◆ The problem ◆
Report how many lines in the data include the string "Netto", and add nothing else.

◆ Supplied entries ◆
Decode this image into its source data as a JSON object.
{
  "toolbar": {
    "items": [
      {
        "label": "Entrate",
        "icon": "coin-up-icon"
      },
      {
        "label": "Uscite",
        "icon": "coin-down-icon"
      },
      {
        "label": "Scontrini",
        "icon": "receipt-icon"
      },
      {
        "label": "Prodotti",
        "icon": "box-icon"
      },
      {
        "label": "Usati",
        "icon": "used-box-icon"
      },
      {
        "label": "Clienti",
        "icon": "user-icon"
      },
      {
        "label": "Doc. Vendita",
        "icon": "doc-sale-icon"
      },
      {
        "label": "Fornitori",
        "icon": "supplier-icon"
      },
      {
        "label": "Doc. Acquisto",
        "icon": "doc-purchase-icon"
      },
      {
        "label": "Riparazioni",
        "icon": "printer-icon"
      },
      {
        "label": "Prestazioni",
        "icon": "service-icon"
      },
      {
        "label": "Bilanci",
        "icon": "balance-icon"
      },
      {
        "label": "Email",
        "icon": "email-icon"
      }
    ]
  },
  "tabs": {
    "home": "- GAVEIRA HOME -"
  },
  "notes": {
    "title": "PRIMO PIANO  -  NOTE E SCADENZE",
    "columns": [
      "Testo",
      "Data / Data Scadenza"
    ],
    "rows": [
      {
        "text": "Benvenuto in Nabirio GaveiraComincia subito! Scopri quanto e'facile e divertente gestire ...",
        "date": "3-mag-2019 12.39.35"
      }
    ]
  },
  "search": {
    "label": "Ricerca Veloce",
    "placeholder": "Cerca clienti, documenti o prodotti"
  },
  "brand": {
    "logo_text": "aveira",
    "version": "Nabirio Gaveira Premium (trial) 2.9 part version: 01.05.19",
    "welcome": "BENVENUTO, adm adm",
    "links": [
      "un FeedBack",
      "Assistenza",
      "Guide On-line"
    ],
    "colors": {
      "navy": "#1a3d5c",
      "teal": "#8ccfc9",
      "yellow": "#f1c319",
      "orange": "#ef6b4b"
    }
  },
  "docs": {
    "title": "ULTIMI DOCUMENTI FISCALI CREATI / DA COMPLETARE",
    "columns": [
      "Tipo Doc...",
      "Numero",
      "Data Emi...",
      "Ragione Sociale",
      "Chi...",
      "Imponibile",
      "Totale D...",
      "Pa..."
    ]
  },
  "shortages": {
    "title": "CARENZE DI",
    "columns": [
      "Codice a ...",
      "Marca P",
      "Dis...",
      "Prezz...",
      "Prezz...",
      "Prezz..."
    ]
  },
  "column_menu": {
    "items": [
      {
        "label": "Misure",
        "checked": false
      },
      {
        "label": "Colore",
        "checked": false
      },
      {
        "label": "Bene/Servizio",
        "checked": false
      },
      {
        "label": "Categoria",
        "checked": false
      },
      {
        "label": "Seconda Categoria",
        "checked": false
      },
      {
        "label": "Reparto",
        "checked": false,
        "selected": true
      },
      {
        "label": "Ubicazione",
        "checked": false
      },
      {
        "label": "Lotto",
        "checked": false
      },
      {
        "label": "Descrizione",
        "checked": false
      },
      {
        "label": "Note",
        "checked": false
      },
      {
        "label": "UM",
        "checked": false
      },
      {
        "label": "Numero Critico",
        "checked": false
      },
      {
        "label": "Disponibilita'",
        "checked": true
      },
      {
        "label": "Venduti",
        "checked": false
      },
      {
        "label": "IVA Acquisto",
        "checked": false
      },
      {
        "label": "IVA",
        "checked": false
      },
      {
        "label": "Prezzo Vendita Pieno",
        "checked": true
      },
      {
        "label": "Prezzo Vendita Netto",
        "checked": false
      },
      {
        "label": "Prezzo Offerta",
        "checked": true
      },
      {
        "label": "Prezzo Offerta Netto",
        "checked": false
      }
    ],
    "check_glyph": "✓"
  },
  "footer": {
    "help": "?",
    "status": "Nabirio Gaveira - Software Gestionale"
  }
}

◆ Answer to this problem ◆
2